A joint committee is merging two global machine safety standards (ISO 13849-1:2006, Safety of machinery -- Safety-related parts of control systems -- Part 1: General principles for design and IEC 62061:2005, Safety of machinery - Functional safety of safety-related electrical, electronic and programmable electronic control systems). Is this a good thing?
If a machine shop hasn't had an incident or employee injury for 10 years, is that result of an excellent safety culture or simply great luck? Are “hope” and “lack of attention” proactive business strategies?
What's the residual risk for Cat 3 hazard mitigated by a fixed steel plate? Did the repair result in a control reliable solution? Are physical barriers or control solutions better to reduce risk. Five steps define the hierarchy of measures for hazard mitigation and machine safety risk reduction.
Countries are teaming to globalize and harmonize machine safety standards. IEC and ISO standards are trending to global standards and slowly are being adopted by various countries as requirements for conformance. Is compliance becoming global?
Who really has the brain, the machine or the person? Whether it’s the operator, maintenance technician, set-up technician, engineer, or clean-up staff, the human brain has capabilities that surpass any brain on the machine.
An incremental documented process called “Risk Assessment” is required in many updated standards. And, a new standard, ANSI B11.0 – 2010, Safety of Machinery – General Requirements and Risk Assessment, is dedicated to this topic. With all this attention folks still are not clear regarding whether an engineer is essential to lead the risk assessment process.

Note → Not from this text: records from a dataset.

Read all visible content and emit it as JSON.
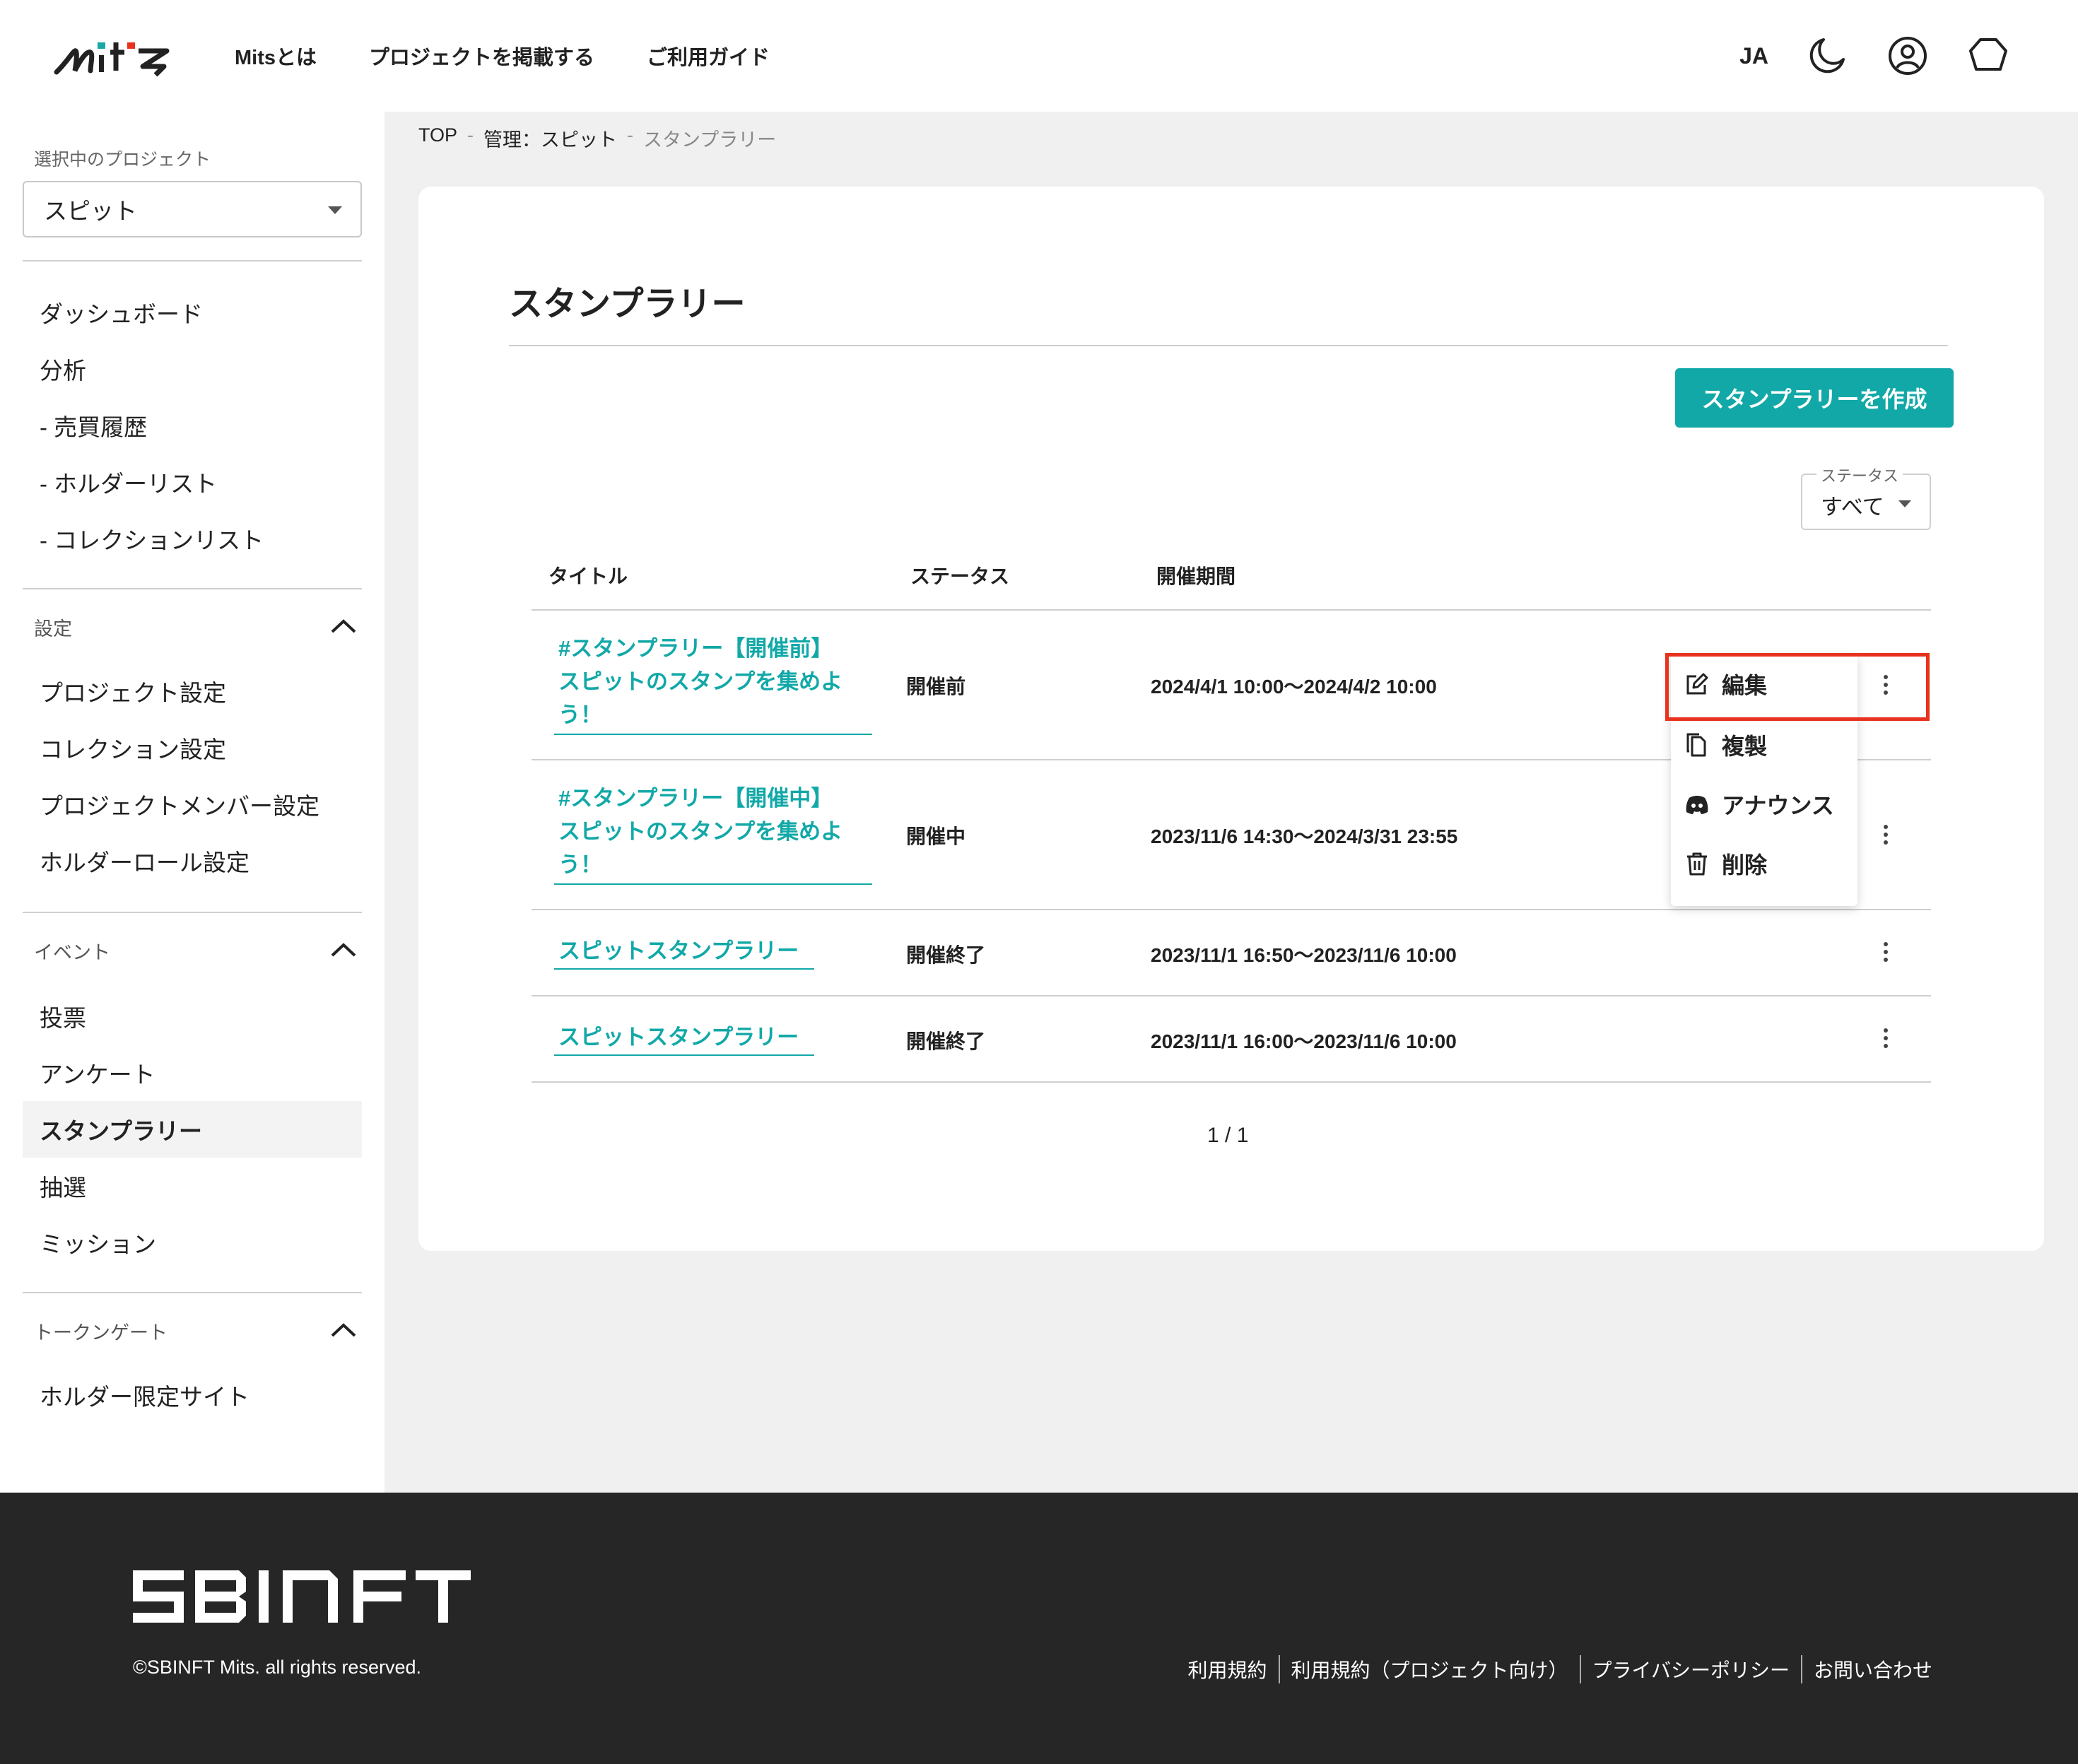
{
  "header": {
    "logo_alt": "Mits",
    "nav": [
      "Mitsとは",
      "プロジェクトを掲載する",
      "ご利用ガイド"
    ],
    "lang": "JA",
    "icons": [
      "moon-icon",
      "account-icon",
      "wallet-icon"
    ]
  },
  "sidebar": {
    "project_label": "選択中のプロジェクト",
    "project_value": "スピット",
    "main_items": [
      "ダッシュボード",
      "分析",
      "- 売買履歴",
      "- ホルダーリスト",
      "- コレクションリスト"
    ],
    "settings": {
      "title": "設定",
      "items": [
        "プロジェクト設定",
        "コレクション設定",
        "プロジェクトメンバー設定",
        "ホルダーロール設定"
      ]
    },
    "events": {
      "title": "イベント",
      "items": [
        "投票",
        "アンケート",
        "スタンプラリー",
        "抽選",
        "ミッション"
      ],
      "active": "スタンプラリー"
    },
    "tokengate": {
      "title": "トークンゲート",
      "items": [
        "ホルダー限定サイト"
      ]
    }
  },
  "breadcrumb": {
    "items": [
      "TOP",
      "管理：スピット",
      "スタンプラリー"
    ],
    "separator": "-"
  },
  "main": {
    "title": "スタンプラリー",
    "create_button": "スタンプラリーを作成",
    "status_filter": {
      "label": "ステータス",
      "value": "すべて"
    },
    "columns": [
      "タイトル",
      "ステータス",
      "開催期間"
    ],
    "rows": [
      {
        "title_lines": [
          "#スタンプラリー【開催前】",
          "スピットのスタンプを集めよ",
          "う！"
        ],
        "status": "開催前",
        "period": "2024/4/1 10:00〜2024/4/2 10:00"
      },
      {
        "title_lines": [
          "#スタンプラリー【開催中】",
          "スピットのスタンプを集めよ",
          "う！"
        ],
        "status": "開催中",
        "period": "2023/11/6 14:30〜2024/3/31 23:55"
      },
      {
        "title_lines": [
          "スピットスタンプラリー"
        ],
        "status": "開催終了",
        "period": "2023/11/1 16:50〜2023/11/6 10:00"
      },
      {
        "title_lines": [
          "スピットスタンプラリー"
        ],
        "status": "開催終了",
        "period": "2023/11/1 16:00〜2023/11/6 10:00"
      }
    ],
    "pagination": "1 / 1",
    "menu": [
      "編集",
      "複製",
      "アナウンス",
      "削除"
    ]
  },
  "footer": {
    "logo_text": "SBINFT",
    "copyright": "©SBINFT Mits. all rights reserved.",
    "links": [
      "利用規約",
      "利用規約（プロジェクト向け）",
      "プライバシーポリシー",
      "お問い合わせ"
    ]
  },
  "colors": {
    "accent": "#12a8a8",
    "highlight": "#e8321e",
    "footer_bg": "#262626"
  }
}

An improved safety culture, advocated at the business level with engineering input, can bring about faster implementation of proven machine safety technologies, improving safety and adding economic value.